Methods: A consecutive cohort of 125 newly diagnosed stage IV prostate cancer patients underwent a baseline serum 25(OH)D evaluation prior to receiving any treatment at our institution between January 2008 and December 2011. We used the vitamin D categories of "deficient (<20 ng/ml)", "insufficient (20 to 32 ng/ml)", and "sufficient (>32 ng/ml)". Cox regression was used to evaluate the prognostic significance of serum 25(OH)D after adjusting for relevant confounders.

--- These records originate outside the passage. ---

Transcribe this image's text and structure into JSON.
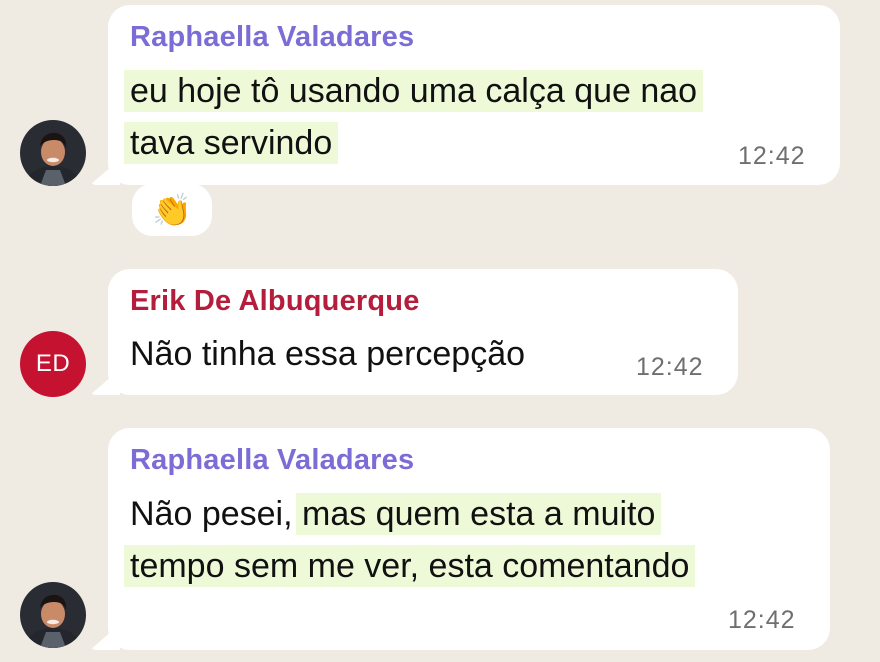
{
  "colors": {
    "background": "#efeae2",
    "bubble": "#ffffff",
    "sender_raphaella": "#7b6cd6",
    "sender_erik": "#b41d3b",
    "highlight": "#eefad7",
    "avatar_ed": "#c41230"
  },
  "messages": [
    {
      "sender": "Raphaella Valadares",
      "lines": [
        "eu hoje tô usando uma calça que nao",
        "tava servindo"
      ],
      "time": "12:42",
      "reaction": "👏",
      "avatar": "photo"
    },
    {
      "sender": "Erik De Albuquerque",
      "text": "Não tinha essa percepção",
      "time": "12:42",
      "avatar_initials": "ED"
    },
    {
      "sender": "Raphaella Valadares",
      "line1_plain": "Não pesei, ",
      "line1_highlight": "mas quem esta a muito",
      "line2": "tempo sem me ver, esta comentando",
      "time": "12:42",
      "avatar": "photo"
    }
  ]
}
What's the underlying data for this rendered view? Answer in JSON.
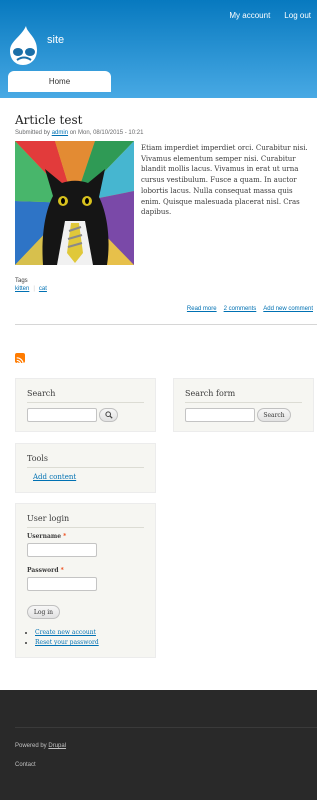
{
  "header": {
    "site_name": "site",
    "secondary_menu": [
      "My account",
      "Log out"
    ],
    "main_menu": [
      "Home"
    ]
  },
  "article": {
    "title": "Article test",
    "submitted_prefix": "Submitted by",
    "author": "admin",
    "submitted_suffix": "on Mon, 08/10/2015 - 10:21",
    "body": "Etiam imperdiet imperdiet orci. Curabitur nisi. Vivamus elementum semper nisi. Curabitur blandit mollis lacus. Vivamus in erat ut urna cursus vestibulum. Fusce a quam. In auctor lobortis lacus. Nulla consequat massa quis enim. Quisque malesuada placerat nisl. Cras dapibus.",
    "tags_label": "Tags",
    "tags": [
      "kitten",
      "cat"
    ],
    "links": [
      "Read more",
      "2 comments",
      "Add new comment"
    ]
  },
  "search_block": {
    "title": "Search",
    "button_icon": "search-icon"
  },
  "search_form_block": {
    "title": "Search form",
    "button_label": "Search"
  },
  "tools_block": {
    "title": "Tools",
    "link": "Add content"
  },
  "user_login": {
    "title": "User login",
    "username_label": "Username",
    "password_label": "Password",
    "required_mark": "*",
    "login_button": "Log in",
    "links": [
      "Create new account",
      "Reset your password"
    ]
  },
  "footer": {
    "powered_prefix": "Powered by",
    "powered_link": "Drupal",
    "contact": "Contact"
  },
  "colors": {
    "header_top": "#0779bf",
    "header_bottom": "#48a9e4",
    "link": "#0071b3",
    "footer_bg": "#292929",
    "rss": "#ff7b00"
  }
}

Results: Mean age at diagnosis was 60 years. Of the 125 patients, 32 (25.6%) were deficient, 49 (39.2%) were insufficient and 44 (35.2%) were sufficient in vitamin D at the time of diagnosis. The median survival in deficient, insufficient and sufficient cohorts was 47.8, 44.0 and 52.6 months respectively (p = 0.60). On univariate analysis, four variables demonstrated a statistically significant association with survival: nutritional status, bone metastasis, corrected serum calcium and serum albumin (p<0.05 for all). On multivariate analysis, five variables demonstrated statistically significant associations with survival: hospital location, age, bone metastasis, serum albumin and corrected serum calcium (p<0.05 for all). Serum vitamin D status was not significant on either univariate or multivariate analysis.
Conclusion: Contrary to previously published research, we found no significant association between pre-treatment serum 25(OH)D and survival in newly diagnosed stage IV prostate cancer patients. The lack of a significant association between serum vitamin D and survival in our study could perhaps be due to the fact that the disease was far too advanced in our patients for vitamin D levels to have any impact on prognosis.